The average car accident can cost thousands of dollars in past and future medical bills. Severe personal injuries can cost hundreds of thousands in lifelong expenses. Luckily, most car accident victims don’t have to pay these costs out of pocket. Instead, they have vehicle insurance policies that will cover these expenses for them, usually with a deductible payment. It is up to the crash victim, however, to handle the insurance claim process and figure out how to obtain compensation for their accident-related medical treatment. Use these guidelines to help you navigate the process in West Virginia.
West Virginia’s At-Fault Car Insurance Laws
In West Virginia, your first source for medical bill reimbursement is the insurance company of the person who caused your car accident. If you aren’t sure you caused the wreck, call the police for an official record of the crash and an investigation of fault. The police will assess the scene, interview eyewitnesses, and collect statements from everyone involved. Investigators will then conclude who or what they believed caused the accident.
At this point, you’ll call the insurance company of the at-fault person and file your car accident claim, and that insurer will cover your crash-related medical expenses through a settlement agreement. If you caused the accident, you’ll call your own insurance company. The minimum required amounts of car insurance in West Virginia are $25,000 in bodily injury liability (BIL) per person and $50,000 in BIL per accident.
The minimum amount of insurance coverage, however, may not cover your injuries – only those of others harmed in the collision. In this case, you may either must pay your losses out of pocket or try to file a personal injury claim against an entity that could have contributed to the crash, such as an auto part manufacturer. A West Virginia car accident lawyer can help.
Obtaining a Settlement from a Car Insurance Company
To hold someone else liable for your medical bills after a car accident in West Virginia, you’ll have to prove that person’s fault for your accident. This may take help from an attorney if the other driver’s insurance company denies culpability. If you receive an insurance claim denial, contact a car accident lawyer right away. You could have a case of insurance bad faith on your hands. A lawyer can also help if the insurance companies accepts your claim and offers a settlement. A lawyer can negotiate a higher, fairer settlement on your behalf.
Who Pays While You Wait for Insurance Money?
You may know how your medical bills will get paid eventually, but how do you answer the calls from collectors and hospitals right now? If you have the money available, cover your own medical bills up front and keep copies of all receipts. You will receive what you’ve paid back during an insurance settlement to pay off your debts. If you’re like most car accident victims, however, you may not have sufficient funds to comfortably pay off your medical expenses. Don’t let this intimidate you into saying yes to a fast insurance settlement.
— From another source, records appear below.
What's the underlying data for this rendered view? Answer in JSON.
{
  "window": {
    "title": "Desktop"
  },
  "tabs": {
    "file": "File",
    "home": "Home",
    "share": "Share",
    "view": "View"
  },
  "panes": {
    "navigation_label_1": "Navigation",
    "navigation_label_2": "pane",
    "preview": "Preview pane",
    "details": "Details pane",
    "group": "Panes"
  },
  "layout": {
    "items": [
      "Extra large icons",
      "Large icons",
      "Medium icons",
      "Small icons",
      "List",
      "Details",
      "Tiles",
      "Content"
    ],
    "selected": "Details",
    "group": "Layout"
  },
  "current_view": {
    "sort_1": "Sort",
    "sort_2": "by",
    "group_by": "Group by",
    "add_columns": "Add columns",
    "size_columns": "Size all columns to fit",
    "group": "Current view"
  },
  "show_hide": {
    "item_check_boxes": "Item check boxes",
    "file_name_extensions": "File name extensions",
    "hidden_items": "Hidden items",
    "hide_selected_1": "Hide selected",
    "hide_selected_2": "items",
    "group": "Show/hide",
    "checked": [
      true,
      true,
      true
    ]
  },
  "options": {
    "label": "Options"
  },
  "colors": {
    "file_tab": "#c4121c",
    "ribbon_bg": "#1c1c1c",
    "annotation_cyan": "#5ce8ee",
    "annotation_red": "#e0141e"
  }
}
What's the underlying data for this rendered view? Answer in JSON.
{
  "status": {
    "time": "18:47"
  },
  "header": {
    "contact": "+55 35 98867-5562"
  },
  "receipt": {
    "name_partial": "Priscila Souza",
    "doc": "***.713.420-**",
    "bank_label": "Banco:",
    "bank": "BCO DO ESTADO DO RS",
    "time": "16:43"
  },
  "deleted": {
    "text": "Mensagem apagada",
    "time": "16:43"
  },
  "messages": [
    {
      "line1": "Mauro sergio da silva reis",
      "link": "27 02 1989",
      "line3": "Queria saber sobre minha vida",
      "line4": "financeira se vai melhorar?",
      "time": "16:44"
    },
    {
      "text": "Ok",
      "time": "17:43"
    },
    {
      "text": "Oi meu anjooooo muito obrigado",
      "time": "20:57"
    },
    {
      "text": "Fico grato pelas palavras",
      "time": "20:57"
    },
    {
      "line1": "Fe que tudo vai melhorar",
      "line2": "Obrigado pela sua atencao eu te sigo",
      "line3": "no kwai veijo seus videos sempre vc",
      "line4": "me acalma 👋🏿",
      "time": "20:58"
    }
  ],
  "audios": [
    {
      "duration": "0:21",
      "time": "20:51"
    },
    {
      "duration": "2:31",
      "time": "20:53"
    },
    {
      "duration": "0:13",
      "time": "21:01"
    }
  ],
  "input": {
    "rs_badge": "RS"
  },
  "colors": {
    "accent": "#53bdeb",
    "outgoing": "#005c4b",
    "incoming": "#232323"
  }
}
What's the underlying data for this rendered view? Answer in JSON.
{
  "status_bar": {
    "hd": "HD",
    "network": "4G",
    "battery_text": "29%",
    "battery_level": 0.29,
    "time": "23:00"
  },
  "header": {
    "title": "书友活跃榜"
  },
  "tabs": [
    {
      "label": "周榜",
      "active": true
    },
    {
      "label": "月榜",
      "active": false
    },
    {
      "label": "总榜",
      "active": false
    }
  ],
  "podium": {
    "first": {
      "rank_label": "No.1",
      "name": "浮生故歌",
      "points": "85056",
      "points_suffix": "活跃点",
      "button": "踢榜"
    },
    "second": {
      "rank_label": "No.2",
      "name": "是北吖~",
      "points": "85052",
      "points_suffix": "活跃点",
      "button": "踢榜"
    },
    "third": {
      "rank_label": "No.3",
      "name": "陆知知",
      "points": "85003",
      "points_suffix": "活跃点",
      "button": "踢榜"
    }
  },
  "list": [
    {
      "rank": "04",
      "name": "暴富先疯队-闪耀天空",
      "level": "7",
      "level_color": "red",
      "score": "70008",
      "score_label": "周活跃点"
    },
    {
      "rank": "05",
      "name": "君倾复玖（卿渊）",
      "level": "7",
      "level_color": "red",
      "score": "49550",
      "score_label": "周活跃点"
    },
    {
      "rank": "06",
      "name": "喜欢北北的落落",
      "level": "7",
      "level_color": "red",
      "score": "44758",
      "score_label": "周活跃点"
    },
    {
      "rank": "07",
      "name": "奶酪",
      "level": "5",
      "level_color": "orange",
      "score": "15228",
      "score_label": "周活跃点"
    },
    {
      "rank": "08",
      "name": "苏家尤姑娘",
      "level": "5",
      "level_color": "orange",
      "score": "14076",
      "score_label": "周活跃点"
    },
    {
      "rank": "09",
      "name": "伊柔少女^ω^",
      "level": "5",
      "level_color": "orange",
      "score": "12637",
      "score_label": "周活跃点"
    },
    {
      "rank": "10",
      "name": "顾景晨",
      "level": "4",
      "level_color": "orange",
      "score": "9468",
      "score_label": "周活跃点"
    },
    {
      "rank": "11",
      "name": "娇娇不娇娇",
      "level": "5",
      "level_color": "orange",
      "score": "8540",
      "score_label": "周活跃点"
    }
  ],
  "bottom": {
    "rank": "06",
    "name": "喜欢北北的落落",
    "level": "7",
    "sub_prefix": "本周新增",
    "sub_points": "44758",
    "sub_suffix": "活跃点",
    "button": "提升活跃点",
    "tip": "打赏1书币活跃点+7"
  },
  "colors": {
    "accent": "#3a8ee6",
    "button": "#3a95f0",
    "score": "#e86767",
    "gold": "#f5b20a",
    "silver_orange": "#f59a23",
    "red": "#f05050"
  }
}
Instead, hire a lawyer.
Most car accident lawyers operate on a contingency fee basis, meaning you won’t pay attorney’s fees unless he or she successfully resolves your case. In the meantime, your lawyer can take over billing and communications with creditors on your behalf. Oftentimes, a lawyer can work out a delayed payment plan with health care providers, in which they’ll receive what you owe in medical expenses once you obtain a settlement or judgment award. Even if you don’t have health insurance, this strategy could work with an experienced West Virginia personal injury attorney – if someone else caused your collision.
Ultimately, it will be the at-fault driver’s insurance company that will pay for your medical expenses after an accident. If you run into any issues, however, such as a denied insurance claim or lack of insurance, you may need to speak to an attorney to discuss your other options. Every case is unique.